To write about the extinction of plants is to bear attention to the legacy of colonial domination over Indigenous knowledges and ways of being in reverence. The arrival of humans to New York City is not innocent, and it is not equal. To write about extinction is to contemplate who settled here, and why. To what ends. Who held power, and who was subjected to that power. Who came here by choice, and who was forced, and what else between.
With a mind to the complexities of migration, imperial reach, and colonial settlement that have played into the making of this city, and the plant life that has been altered, destroyed, transformed in the process, I want to pull our focus in.
I want you to notice, with me, the significance of this particular intervention. To recognize the persistence of life. What is indicated here. Before consuming any more thought on the matter, I want to perceive what’s here.
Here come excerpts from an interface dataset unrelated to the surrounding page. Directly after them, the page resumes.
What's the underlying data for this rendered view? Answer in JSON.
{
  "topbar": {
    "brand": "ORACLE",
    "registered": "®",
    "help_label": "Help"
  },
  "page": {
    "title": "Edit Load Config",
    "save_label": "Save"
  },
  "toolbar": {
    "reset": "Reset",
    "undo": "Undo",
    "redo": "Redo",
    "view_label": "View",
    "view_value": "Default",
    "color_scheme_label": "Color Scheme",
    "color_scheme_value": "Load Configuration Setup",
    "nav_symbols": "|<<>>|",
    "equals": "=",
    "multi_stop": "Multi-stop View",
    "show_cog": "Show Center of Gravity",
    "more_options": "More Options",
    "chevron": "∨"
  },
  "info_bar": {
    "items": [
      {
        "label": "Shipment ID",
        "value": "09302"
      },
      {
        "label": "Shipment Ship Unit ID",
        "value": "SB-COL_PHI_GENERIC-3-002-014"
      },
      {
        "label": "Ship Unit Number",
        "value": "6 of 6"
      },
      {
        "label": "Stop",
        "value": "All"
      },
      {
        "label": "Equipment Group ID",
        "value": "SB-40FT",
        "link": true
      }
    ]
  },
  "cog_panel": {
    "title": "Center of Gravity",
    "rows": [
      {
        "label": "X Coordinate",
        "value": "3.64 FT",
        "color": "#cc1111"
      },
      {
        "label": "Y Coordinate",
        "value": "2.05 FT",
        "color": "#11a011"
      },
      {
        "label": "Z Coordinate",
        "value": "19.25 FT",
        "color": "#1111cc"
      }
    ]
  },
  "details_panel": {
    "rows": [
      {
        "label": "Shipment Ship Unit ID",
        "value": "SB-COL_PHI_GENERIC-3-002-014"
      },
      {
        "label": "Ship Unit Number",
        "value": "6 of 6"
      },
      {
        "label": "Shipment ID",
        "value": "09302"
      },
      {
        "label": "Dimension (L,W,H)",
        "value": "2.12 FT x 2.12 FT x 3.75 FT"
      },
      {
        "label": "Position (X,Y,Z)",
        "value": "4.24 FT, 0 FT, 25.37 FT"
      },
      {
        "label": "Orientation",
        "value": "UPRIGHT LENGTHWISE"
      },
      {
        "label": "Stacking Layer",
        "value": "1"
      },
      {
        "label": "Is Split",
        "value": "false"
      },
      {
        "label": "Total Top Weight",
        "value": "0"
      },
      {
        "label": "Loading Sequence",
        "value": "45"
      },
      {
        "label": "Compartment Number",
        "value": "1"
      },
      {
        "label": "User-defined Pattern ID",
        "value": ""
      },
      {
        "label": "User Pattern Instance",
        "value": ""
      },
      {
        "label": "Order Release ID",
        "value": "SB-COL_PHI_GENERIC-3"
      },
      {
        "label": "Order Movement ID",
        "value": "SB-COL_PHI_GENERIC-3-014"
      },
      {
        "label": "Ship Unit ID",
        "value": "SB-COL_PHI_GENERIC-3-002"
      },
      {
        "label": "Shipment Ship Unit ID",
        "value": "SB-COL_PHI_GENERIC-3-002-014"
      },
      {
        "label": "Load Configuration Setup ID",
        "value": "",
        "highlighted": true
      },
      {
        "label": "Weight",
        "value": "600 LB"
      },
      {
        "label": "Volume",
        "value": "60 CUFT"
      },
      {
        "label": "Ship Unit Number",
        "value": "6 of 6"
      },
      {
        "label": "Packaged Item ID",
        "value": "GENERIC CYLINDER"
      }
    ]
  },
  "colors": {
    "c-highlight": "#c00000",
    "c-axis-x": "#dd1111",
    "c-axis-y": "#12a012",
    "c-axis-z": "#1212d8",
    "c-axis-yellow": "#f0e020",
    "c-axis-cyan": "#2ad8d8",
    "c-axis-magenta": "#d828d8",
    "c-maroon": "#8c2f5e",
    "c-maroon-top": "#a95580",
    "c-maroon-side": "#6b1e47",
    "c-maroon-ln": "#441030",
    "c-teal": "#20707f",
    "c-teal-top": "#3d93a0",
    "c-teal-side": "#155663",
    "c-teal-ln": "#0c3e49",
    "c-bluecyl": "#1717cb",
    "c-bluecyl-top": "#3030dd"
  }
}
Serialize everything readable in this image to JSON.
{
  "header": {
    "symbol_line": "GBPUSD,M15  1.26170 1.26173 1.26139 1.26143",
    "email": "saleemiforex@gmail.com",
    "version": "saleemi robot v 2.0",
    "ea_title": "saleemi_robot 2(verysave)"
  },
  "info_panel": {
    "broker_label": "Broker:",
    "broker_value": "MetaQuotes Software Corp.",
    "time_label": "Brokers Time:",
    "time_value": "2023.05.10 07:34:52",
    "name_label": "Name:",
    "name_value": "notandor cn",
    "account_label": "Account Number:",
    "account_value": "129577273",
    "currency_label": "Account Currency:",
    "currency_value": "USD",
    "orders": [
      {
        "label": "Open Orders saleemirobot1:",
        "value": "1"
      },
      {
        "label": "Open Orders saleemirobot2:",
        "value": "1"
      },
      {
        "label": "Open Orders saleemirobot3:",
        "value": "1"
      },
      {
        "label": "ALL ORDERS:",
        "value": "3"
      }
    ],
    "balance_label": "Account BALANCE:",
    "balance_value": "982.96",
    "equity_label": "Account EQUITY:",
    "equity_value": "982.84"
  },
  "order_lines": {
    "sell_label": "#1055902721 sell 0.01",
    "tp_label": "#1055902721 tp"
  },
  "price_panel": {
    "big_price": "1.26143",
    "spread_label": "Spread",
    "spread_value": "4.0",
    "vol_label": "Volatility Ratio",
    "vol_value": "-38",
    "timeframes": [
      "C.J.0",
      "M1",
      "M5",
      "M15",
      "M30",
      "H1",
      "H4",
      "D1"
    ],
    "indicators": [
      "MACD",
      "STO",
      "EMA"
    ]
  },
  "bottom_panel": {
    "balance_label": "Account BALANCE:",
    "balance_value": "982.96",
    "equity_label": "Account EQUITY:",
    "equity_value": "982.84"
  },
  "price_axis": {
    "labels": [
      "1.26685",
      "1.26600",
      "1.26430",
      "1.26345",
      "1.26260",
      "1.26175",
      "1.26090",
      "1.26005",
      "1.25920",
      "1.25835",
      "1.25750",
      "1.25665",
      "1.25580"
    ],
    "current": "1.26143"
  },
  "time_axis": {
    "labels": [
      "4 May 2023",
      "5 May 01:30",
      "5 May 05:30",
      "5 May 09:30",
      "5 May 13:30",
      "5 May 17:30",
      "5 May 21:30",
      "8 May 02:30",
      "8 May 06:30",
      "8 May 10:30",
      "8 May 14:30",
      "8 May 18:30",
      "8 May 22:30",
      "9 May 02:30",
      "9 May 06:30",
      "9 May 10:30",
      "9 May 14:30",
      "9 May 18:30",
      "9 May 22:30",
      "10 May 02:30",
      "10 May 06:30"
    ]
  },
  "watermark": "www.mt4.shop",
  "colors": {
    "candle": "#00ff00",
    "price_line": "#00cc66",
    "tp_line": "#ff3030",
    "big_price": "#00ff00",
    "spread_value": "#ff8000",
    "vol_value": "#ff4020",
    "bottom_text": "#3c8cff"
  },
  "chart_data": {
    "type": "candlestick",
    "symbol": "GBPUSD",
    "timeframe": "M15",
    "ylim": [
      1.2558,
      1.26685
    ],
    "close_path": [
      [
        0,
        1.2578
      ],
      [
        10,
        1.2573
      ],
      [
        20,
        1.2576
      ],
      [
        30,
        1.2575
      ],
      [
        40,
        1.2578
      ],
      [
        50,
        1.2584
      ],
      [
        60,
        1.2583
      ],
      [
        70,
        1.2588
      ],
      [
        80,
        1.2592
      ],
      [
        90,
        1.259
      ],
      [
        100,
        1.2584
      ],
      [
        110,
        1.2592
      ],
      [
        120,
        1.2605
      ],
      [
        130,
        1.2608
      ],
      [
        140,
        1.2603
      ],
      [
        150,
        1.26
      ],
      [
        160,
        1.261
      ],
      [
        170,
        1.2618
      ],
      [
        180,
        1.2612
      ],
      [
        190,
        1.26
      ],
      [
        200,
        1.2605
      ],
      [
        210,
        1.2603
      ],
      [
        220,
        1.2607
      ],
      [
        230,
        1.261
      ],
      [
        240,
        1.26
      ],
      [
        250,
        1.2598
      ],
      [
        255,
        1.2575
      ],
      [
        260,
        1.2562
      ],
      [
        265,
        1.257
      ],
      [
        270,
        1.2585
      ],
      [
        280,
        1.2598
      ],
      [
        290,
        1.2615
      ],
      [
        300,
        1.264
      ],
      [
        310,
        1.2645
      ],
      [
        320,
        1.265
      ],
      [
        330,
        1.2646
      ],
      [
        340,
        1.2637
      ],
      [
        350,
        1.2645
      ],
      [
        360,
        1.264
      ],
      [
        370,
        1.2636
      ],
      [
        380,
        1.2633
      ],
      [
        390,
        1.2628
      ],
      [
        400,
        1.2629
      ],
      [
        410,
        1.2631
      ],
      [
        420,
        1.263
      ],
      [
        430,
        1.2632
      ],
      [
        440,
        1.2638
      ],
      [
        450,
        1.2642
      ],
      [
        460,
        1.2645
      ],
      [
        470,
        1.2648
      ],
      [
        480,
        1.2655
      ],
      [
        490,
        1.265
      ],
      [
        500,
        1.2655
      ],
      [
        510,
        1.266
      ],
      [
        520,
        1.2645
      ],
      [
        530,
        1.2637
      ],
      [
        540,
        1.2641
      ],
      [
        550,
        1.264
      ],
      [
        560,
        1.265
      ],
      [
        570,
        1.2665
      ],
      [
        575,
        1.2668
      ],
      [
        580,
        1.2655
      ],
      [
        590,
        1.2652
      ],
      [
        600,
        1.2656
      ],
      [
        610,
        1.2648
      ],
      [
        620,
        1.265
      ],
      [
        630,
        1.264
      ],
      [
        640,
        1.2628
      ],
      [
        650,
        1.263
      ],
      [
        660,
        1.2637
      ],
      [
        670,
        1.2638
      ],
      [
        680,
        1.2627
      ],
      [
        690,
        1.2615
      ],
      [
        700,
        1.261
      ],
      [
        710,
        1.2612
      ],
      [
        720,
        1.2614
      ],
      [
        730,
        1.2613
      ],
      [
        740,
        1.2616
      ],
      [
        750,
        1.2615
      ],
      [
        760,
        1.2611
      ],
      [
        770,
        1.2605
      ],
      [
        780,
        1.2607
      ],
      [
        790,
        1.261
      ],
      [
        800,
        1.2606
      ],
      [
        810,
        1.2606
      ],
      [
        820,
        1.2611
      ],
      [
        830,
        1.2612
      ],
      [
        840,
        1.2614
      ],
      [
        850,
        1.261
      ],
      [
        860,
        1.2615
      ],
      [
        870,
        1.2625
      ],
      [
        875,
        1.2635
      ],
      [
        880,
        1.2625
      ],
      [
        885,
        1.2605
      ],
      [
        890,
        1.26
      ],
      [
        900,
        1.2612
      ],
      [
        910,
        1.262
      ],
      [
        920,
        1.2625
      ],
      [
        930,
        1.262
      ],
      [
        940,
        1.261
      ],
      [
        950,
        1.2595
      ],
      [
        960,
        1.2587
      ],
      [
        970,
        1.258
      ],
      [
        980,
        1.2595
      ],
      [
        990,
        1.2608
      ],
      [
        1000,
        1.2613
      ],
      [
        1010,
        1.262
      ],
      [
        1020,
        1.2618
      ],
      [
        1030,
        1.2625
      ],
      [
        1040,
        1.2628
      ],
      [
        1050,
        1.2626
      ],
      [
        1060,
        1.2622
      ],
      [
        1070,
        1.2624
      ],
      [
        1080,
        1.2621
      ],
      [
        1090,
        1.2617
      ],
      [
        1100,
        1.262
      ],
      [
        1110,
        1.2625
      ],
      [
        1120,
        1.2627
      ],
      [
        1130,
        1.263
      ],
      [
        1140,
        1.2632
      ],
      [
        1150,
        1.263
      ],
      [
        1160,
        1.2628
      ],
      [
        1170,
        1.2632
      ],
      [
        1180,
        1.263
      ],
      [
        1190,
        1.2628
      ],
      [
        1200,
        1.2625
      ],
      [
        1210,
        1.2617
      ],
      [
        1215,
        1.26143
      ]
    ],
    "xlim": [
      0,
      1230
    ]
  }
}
Amid such aggressions. Amid demands all on all sides to do better, produce more, consume more, learn more, work harder. There is subtle life growing. Being nurtured, and tended to, and cared for. There are ways of being that are slow. Delicate. There are ways of holding one another this way.
To look honestly and directly at climate disaster is overwhelming. Is devastating. It feels impossible to take in and consider with real, sustained sensitivity. I listen to the news and dissociate. Close off. I don’t know how to handle it.
And to write in response to the catastrophic data I am exposed to. I fear reproducing the disdainful criticism, the compulsion to action, the swift judgments demanded by those positioned with enough wealth and comfort to look down on those who can’t afford to make righteously imposed, environmentally sustainable, individual consumer decisions.
Michael affirms that "Extinct in New York" is not a eulogy, nor a wishing-away: that there is important human history here, too.